Vampire variations[edit | edit source]
Western vampire[edit | edit source]
European vampires — traditionally pictured as well dressed, urbane, upper class noblemen or women — were noted for their pale skin and fangs, unable to function during the daytime so rested in their coffins. The bite of a western vampire put the victim under its influence and it was said that death at its clawed hands would transform them into vampires aswell.
The World War I general Mattias Targo was considered a vampire, who abducted several men and, when confronted by a young Indiana Jones and his team in Romania, laughed away the notion that they had been drugged when they were discovered sitting peacefully at a banquet. François Picard, one of the taken, was able to take a bullet to the chest and sit back up unharmed. Targo himself, displayed unnatural resilience, having took a knife to the back and a fall from a great height, was only stopped when impaled through the chest where four roads met. Even then, the smoke from his burning corpse took the form of his grinning face.

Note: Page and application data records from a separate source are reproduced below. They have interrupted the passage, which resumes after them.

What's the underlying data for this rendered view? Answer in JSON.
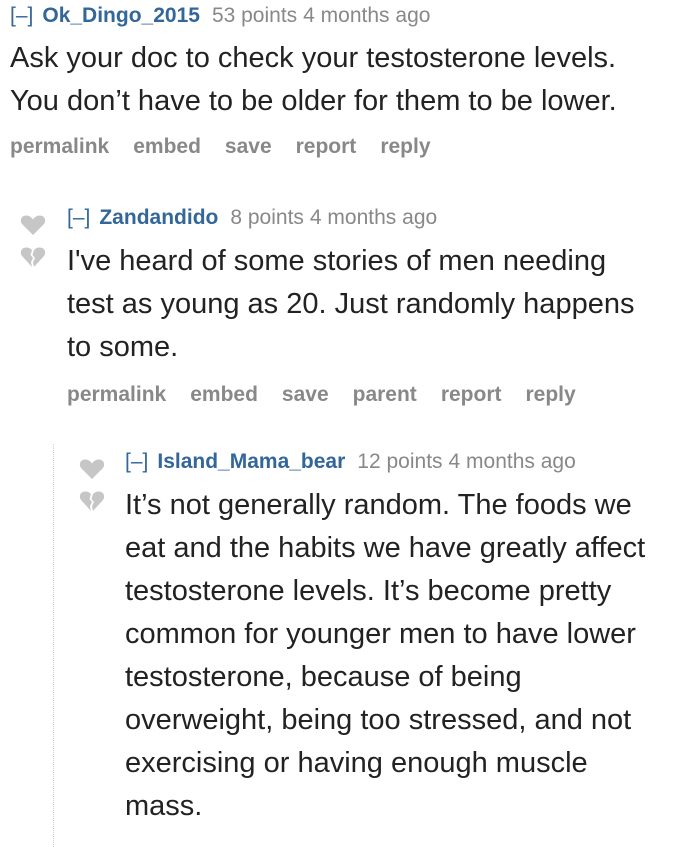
{
  "comments": [
    {
      "toggle": "[–]",
      "author": "Ok_Dingo_2015",
      "score": "53 points",
      "time": "4 months ago",
      "body": [
        "Ask your doc to check your testosterone levels.",
        "You don’t have to be older for them to be lower."
      ],
      "buttons": [
        "permalink",
        "embed",
        "save",
        "report",
        "reply"
      ]
    },
    {
      "toggle": "[–]",
      "author": "Zandandido",
      "score": "8 points",
      "time": "4 months ago",
      "body": [
        "I've heard of some stories of men needing",
        "test as young as 20. Just randomly happens",
        "to some."
      ],
      "buttons": [
        "permalink",
        "embed",
        "save",
        "parent",
        "report",
        "reply"
      ]
    },
    {
      "toggle": "[–]",
      "author": "Island_Mama_bear",
      "score": "12 points",
      "time": "4 months ago",
      "body": [
        "It’s not generally random. The foods we",
        "eat and the habits we have greatly affect",
        "testosterone levels. It’s become pretty",
        "common for younger men to have lower",
        "testosterone, because of being",
        "overweight, being too stressed, and not",
        "exercising or having enough muscle",
        "mass."
      ]
    }
  ],
  "icons": {
    "upvote": "heart-upvote-icon",
    "downvote": "broken-heart-downvote-icon",
    "vote_color": "#c6c6c6"
  }
}
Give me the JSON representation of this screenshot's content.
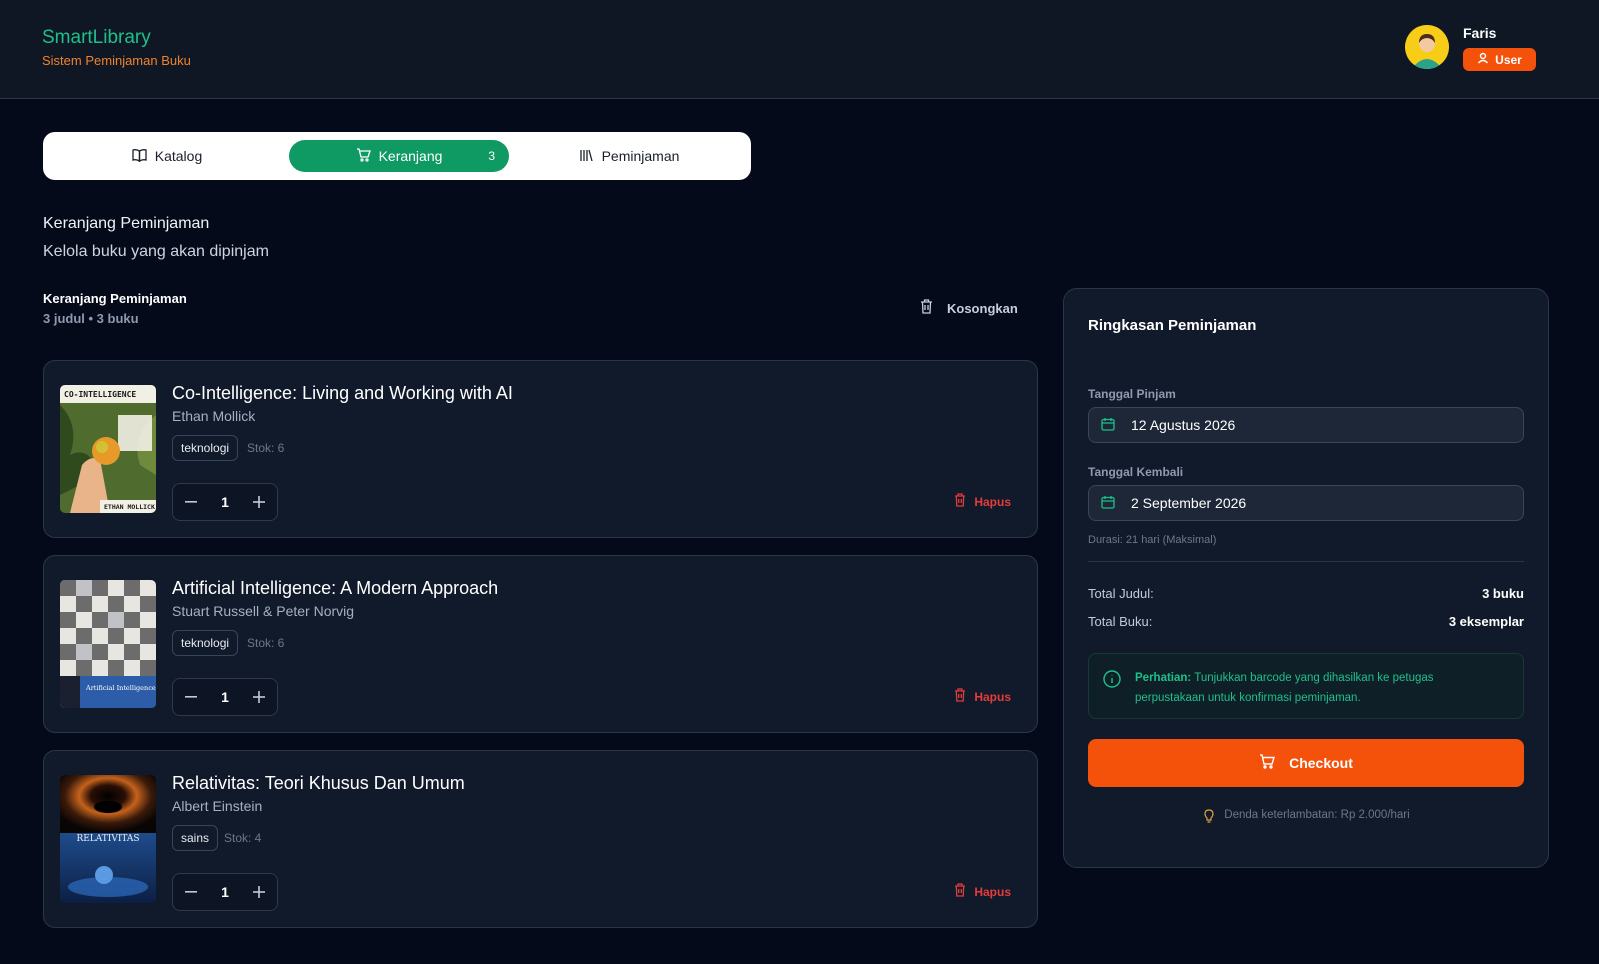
{
  "app": {
    "title": "SmartLibrary",
    "subtitle": "Sistem Peminjaman Buku"
  },
  "user": {
    "name": "Faris",
    "role": "User"
  },
  "tabs": [
    {
      "label": "Katalog"
    },
    {
      "label": "Keranjang",
      "count": "3"
    },
    {
      "label": "Peminjaman"
    }
  ],
  "page": {
    "title": "Keranjang Peminjaman",
    "subtitle": "Kelola buku yang akan dipinjam"
  },
  "cart": {
    "title": "Keranjang Peminjaman",
    "count": "3 judul • 3 buku",
    "empty_label": "Kosongkan",
    "remove_label": "Hapus",
    "items": [
      {
        "title": "Co-Intelligence: Living and Working with AI",
        "author": "Ethan Mollick",
        "category": "teknologi",
        "stock": "Stok: 6",
        "qty": "1",
        "cover_text": "CO-INTELLIGENCE",
        "cover_author": "ETHAN MOLLICK"
      },
      {
        "title": "Artificial Intelligence: A Modern Approach",
        "author": "Stuart Russell & Peter Norvig",
        "category": "teknologi",
        "stock": "Stok: 6",
        "qty": "1",
        "cover_text": "Artificial Intelligence"
      },
      {
        "title": "Relativitas: Teori Khusus Dan Umum",
        "author": "Albert Einstein",
        "category": "sains",
        "stock": "Stok: 4",
        "qty": "1",
        "cover_text": "RELATIVITAS"
      }
    ]
  },
  "summary": {
    "title": "Ringkasan Peminjaman",
    "borrow_label": "Tanggal Pinjam",
    "borrow_date": "12 Agustus 2026",
    "return_label": "Tanggal Kembali",
    "return_date": "2 September 2026",
    "duration": "Durasi: 21 hari (Maksimal)",
    "total_titles_label": "Total Judul:",
    "total_titles": "3 buku",
    "total_books_label": "Total Buku:",
    "total_books": "3 eksemplar",
    "notice_bold": "Perhatian:",
    "notice_text": " Tunjukkan barcode yang dihasilkan ke petugas perpustakaan untuk konfirmasi peminjaman.",
    "checkout_label": "Checkout",
    "fine_text": "Denda keterlambatan: Rp 2.000/hari"
  },
  "colors": {
    "accent_green": "#0f9a63",
    "accent_orange": "#f4510b",
    "danger": "#e43b3b",
    "background": "#050a1a"
  }
}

Vlad Tepes was also believed after death to have become a vampire, and in 1935 Indiana Jones was swept up in events surrounding the Cup of Djemsheed. Tepes and Targo were even believed by some to be the same man.
Eastern vampire[edit | edit source]
A vampire connected to the Orient was a form of gui, an escaped soul from Wang-ssu-ch'eng that took corporeal form and roamed the Earth to feed and perform any evil it chose. Oriental vampires required a daily supply of blood to maintain their form lest they be sent back to Wang-ssu-ch'eng.
Unlike their European counterpart, an oriental vampire usually didn't possess fangs. Instead, it used long nails or claws to cut open the throats of victims to access their blood, and could prolong the death for hours. The vampires also had the ability to take on the shape of an animal which could be used to trick the potential victim into inviting them into their home for they could only do so with permission.
Despite being stronger than the average man, the vampires tended to refrain from combat to avoid the destruction of their bodies, employing trickery to escape as defeat would return the soul to Wang-ssu-ch'eng. If pressured, however, they would fight with vicious abandon and vampires older than a century could summon up to four lesser gui once per lunar month. According to legend, older Chinese vampires in general could wield more powerful magics.
At least one vampire was active in Chinatown, San Francisco gaining sustenance from victims around the wharfs. He chose to attack them outside their apartments at night and wouldn't venture out until strong enough.
Appearances[edit | edit source]
- The Young Indiana Jones Chronicles – "Transylvania, January 1918" → Masks of Evil
- Indiana Jones and the Cup of the Vampire
- Indiana Jones and the Army of the Dead (Mentioned only)
Sources[edit | edit source]
- The World of Indiana Jones
- Indiana Jones and the Golden Vampires
- Indiana Jones and the Lands of Adventure
- Indiana Jones: The Ultimate Guide